People have died from tobacco-related diseases since the opening of the first FCTC working group on 28 October 1999.
- July 13, 2010
Voters in the southern German state of Bavaria recently voted for a total smoking ban, and it is hoped the move will lead to tough new anti-smoking rules across the country.
Although only 37.7% of the eligible population participated in the 4 July referendum, 61% voted in favor of introducing a smoking ban in Bavarian hospitality venues.
German state laws allow smoking in beer tents and pubs with special smoking rooms – in some cases also throughout smaller pubs. But tobacco-free advocates hope the new ban in Bavaria will lead to all of the country’s pubs, restaurants and beer tents becoming smoke-free.
The new smoke-free legislation will be introduced in Bavaria on 1 August 2010. However, it will not apply to this year’s beer festival, Oktoberfest; it will come into force for the 2011 festival.
“The referendum’s results confirmed that the majority of Germans want a smoke-free hospitality industry”, said the Head of the German Cancer Research Center’s (DFKZ) Cancer Prevention and WHO Collaborating Center for Tobacco Control Unit, Dr Martina Pötschke-Langer.
“The DKFZ salutes these results and hopes that other German states and the federal government follow this example and introduce comprehensive smoke-free legislation on a national level,” she said.
According to DR Pötschke-Langer, 74 per cent of the German population support smoking bans in hospitality venues and 71 per cent want uniform laws throughout the country.

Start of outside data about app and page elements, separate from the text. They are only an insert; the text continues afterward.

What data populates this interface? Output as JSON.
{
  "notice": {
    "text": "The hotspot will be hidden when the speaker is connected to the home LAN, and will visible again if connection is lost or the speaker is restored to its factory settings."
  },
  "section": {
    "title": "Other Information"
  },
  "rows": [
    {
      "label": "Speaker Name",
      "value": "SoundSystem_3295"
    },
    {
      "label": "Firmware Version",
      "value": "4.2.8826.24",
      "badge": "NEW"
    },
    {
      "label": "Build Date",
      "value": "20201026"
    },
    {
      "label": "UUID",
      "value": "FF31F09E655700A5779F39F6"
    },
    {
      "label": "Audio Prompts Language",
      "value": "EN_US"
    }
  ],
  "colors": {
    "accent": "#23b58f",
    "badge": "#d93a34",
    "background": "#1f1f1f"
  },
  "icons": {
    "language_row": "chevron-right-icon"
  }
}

“We expect this referendum will affect other German states and that this legislation will help protect the health of non-smokers working in the hospitality industry,” she added.
Dr Pötschke-Langer said that employees working in establishments exposed to tobacco smoke face great health risks.
"Tobacco smoke contains a multitude of substances that are toxic, carcinogenic or capable of causing changes in the genetic material,” she added.
“If pregnant women have to work in smoking rooms, the smoke does not only harm the future mother, but also the unborn child – right from the beginning of pregnancy.”
Before the referendum, the DKFZ published a report analyzing the effects of partial smoking bans enacted over the past three years by Germany’s 16 states.
The report recommended that smoking be completely prohibited in public venues due to health reasons. It also found that from 2005 to 2009 smoking pollution had fallen by about 80 per cent as smoking bans took effect throughout the country.